In the end, only Councilman Gary Plass cast a Nay vote on the ordinance; with a 4-1 vote it was assigned to the Feb. 19 Consent Calendar, set for adoption without public comment.
"I don't have a lot of problems with the ordinance, " said Plass in an interview last week. "If somebody buys a $500,000 home in Healdsburg, or is selling a $500,000 home in Healdsburg, it's not adding a lot of money. The reality is, even though if a repair is realized and needs to be done, any responsible person is going to make that repair. They don't want to be leaking sewage into the aquifer.
"My issue is more the fairness issue," he continued, citing the text of the 1984 ordinance section 13.20.460:
"Lateral sewers shall be maintained by the owner of the property servicing the building being served up to the front property line, providing a clean-out accessible to maintenance forces is accessible. If not available the owner shall maintain the lateral to the connection with the public main."
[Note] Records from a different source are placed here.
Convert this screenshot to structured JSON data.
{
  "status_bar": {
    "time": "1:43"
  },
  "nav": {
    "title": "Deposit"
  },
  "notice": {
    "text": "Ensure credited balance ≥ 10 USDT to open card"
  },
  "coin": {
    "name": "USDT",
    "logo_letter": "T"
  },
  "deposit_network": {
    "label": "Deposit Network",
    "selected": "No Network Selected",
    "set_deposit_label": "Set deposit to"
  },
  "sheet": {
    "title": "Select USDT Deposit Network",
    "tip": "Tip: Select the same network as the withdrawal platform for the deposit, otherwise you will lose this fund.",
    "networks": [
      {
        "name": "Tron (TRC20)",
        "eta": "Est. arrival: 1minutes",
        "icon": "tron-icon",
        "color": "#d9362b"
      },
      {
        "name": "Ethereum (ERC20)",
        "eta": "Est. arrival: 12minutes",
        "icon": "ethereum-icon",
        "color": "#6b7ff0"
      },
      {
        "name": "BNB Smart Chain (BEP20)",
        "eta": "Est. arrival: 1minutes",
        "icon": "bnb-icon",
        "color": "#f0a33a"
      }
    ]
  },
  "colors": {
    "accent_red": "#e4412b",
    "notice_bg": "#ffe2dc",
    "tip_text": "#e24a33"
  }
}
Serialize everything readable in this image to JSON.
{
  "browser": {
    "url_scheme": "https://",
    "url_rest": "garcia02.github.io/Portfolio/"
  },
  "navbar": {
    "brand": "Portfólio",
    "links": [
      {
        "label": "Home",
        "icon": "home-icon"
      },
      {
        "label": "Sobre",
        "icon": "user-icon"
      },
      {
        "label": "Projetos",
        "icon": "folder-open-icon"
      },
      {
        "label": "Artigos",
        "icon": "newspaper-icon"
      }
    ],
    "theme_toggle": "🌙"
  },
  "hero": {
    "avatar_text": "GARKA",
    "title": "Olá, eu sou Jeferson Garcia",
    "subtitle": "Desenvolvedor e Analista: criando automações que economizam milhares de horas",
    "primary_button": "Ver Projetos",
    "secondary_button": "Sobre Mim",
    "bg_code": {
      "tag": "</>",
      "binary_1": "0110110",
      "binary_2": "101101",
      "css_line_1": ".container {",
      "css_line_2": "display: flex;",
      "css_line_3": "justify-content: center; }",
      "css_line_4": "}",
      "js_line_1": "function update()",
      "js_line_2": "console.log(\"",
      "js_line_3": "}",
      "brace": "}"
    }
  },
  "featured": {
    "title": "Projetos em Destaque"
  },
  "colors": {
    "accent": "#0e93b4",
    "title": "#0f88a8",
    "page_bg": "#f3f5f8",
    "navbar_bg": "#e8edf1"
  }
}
For people in the real estate market for a house in Healdsburg it's just one more thing to take into consideration, as Plass indicated; for people who already have a house, or who purchased it with the understanding of the city's partial responsibility for the lateral - or who because of the 1984 ordinance installed the curbside clean-out at an expense of at least $500 and possibly more - it's quite another.
The obvious solution might be to revise the amendment to allow those who currently have a clean-out to be immune from the requirement to pay for the lateral from property line to the main, given the ordinance as written in 1984.
While Kirn and others in Public Works say one of the problems is "accounting" - going through city records to verify who has and who does not have a lateral - Plass suggests, ""Let's put the burden back on the property owner…. [One] could go down to Community Services where they would have files of all your permits."
Speaking figuratively, Plass goes on. "We discover a lateral problem, and it's past that cleanout. I go to the city and say, 'I was part of the process where if I put that in you'd take care of the lateral. And here's my permit, and it's signed off.' So in other words, put the burden back on the public."
Given the number of questions raised, Councilman Plass is very likely to ask that the measure be removed from the Consent Calendar, where public comment is not allowed, and be reopened for discussion.
"This is a significant enough issue for me, and what I feel are my constituents, that I wasn't willing to support the ordinance," he said. "I think we need to have another discussion."
Director Kirn said carefully, "There's always room for differences of opinion on how to solve a problem."
This week's City Council meeting is not on its usual day, Monday, but has been moved to Tuesday because of Presidents' Day. The public session begins at 6 p.m. at City Hall.